A love of baseball and some old fashioned hard work paid off big time for Palos East fourth graders last month at the annual Young Inventor Challenge (YIC) at the Chicago Toy and Game Fair (ChiTAG).
The Palos East fourth grade team of Walker Ahluwalia and Bryce Wiersma won first place "Best in Show" for the junior category with their game Grand Slam at the sixth annual Young Inventor Challenge at the Toy and Game Fair on November 17. The fair attracts over 20,000 attendees each year and is open to kids ages 6–18 to exhibit their own original toy or game invention to top executives and companies in the toy industry. Winners are selected by professionals from the United Inventors Association of America (UIA), the largest organization of professional inventors in the world.
Palos School District 118 had 20 games entered in the competition, with over 100 student groups. Mrs. Julie McNamara and Mrs. Carrie Martinez’s fourth grade Accelerated Learning Program (ALPS) students at Palos East and West Elementary Schools entered the contest, as well as other fifth and sixth grade teams from the district.
Palos South sixth graders Nicole Vacha and Megan Thomason, were runners up in the junior category for their game, Helicopter High. Vacha and Thomason took the initiative on their own to enter the competition.
Timed with the competition was an invention unit for fourth grade ALPS students. McNamara explained during ALPS class time from September to November, “Students worked through the different steps in the invention process such as brainstorming an idea, making a prototype, play-testing designs, making improvements, and presenting a final design.”
In preparation for the competition, Palos East ALPS students also held an “Invention Convention” during school, and invited all fourth graders to play-test their games. Bionic Wrench inventor, Dan Brown, and two-time Young Inventor Challenge winner Nick Metzler, also spoke with students about ways to improve their inventions. The preparation paid off.
Grand Slam was invented while working on a brainstorming worksheet in class. “We both liked sports and wanted to create an interactive game that had kids flicking or catapulting an object,” Ahluwalia said.

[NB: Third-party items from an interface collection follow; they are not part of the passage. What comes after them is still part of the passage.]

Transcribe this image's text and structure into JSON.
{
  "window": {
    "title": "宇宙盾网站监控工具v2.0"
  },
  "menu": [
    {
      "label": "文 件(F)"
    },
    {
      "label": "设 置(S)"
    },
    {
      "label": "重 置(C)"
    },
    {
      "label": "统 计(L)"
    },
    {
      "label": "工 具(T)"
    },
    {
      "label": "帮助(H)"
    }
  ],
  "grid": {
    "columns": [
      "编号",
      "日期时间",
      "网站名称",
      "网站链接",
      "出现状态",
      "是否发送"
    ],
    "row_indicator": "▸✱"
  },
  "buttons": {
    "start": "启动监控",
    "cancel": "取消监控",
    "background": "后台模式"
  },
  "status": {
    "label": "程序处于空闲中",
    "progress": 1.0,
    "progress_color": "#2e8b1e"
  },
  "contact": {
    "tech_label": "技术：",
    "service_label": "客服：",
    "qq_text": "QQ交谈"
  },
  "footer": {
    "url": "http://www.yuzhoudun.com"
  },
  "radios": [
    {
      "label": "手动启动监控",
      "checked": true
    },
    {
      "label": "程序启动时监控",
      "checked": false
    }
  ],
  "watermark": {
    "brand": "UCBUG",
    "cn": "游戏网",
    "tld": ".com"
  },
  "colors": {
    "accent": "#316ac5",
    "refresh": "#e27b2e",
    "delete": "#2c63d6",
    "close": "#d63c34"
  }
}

“I couldn't be prouder of the two boys,” said McNamara, “They had a great idea from the start and worked really hard to see it through to completion. I hope their success inspires future ALPS students.”
As First in Show category champions, the boys won the following prizes: Dinner with leading toy industry experts, a feature in Inventor's Digest, a one-year subscription to Inventor's Digest, top-rated patent software, free trademark and copyright services, a VIP tour and peek into Santa's Workshop at Lund and Company Invention LLC, and the opportunity to present at the Toy of the Year Awards in New York.
“If you try to invent something, you have to put in a lot of work and effort” said Wiersma, “If you do, you're most likely to succeed.”
Ahluwalia advises future inventors, “If you invent a game, have fun, copyright it, and try to keep the budget low.”
Both boys are grateful to their parents and teacher. They also have high hopes for the future. Beyond aspirations of having their game manufactured, Wiersma aspires to be an inventor and run his own company. Ahluwalia plans on becoming an engineer and a professional sports player. With the same hard work and determination, the boys will undoubtedly fulfill those dreams, or any others they invent along the way.